Tweeting a quote occasionally isn’t a big deal, but if you’re tweeting lots of quotes on a daily basis, I think you’re doing yourself a disservice. I understand the purpose may be to get a lot of retweets. However, tweeting a certain way simply to maximize retweets on less-than-valuable information isn’t a great strategy in most cases.
At the end of the day, the number of retweets you receive is just that: a number. If those retweets aren’t furthering your relationships with others or resulting in leads of any sort, what’s the point?
3) Minimal Retweeting or Conversation
Similar to #2 above, I like connecting with people who actively take part in the Twitter-verse. Anybody can set up an aggregated RSS feed and push out random content. I’m more interested in the people who take the time to converse, do the old fashioned retweet (using RT @username [tweet]), and so on.
When I look at a profile and see zero interaction with others, I wonder why that person is even there. It’s like going to a party and standing in the corner with your back to everyone else.
4) Identical Tweets Nearly Every Day
I won’t name names, but there are some very prominent social media marketers who tweet the same 8-10 tweets every single night. Of course, it’s automated and painfully obvious.

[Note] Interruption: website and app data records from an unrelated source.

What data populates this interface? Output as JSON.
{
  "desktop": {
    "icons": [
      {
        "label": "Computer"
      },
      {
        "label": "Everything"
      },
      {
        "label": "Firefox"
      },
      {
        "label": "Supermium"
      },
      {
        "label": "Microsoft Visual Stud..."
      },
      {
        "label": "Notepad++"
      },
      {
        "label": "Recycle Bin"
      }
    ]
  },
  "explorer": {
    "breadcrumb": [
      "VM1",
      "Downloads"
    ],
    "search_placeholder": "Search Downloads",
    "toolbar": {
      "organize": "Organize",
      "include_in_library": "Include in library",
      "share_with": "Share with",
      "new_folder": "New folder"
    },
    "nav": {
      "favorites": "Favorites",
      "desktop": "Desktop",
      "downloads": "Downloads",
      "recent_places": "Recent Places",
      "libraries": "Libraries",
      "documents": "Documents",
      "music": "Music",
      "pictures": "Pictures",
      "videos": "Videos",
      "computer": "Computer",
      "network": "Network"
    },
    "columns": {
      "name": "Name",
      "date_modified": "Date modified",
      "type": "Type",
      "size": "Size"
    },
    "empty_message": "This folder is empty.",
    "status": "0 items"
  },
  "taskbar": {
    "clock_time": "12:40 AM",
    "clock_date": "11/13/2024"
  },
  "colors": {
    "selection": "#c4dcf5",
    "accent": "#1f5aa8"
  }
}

I don’t understand this strategy. Sure, you probably get retweets, but to what benefit and at what cost? You look disengaged, you look lazy, and the tweets lose value as they’re shared more and more. There’s no way you can build relationships by pushing the same generic social media tips every single night between midnight and 4am.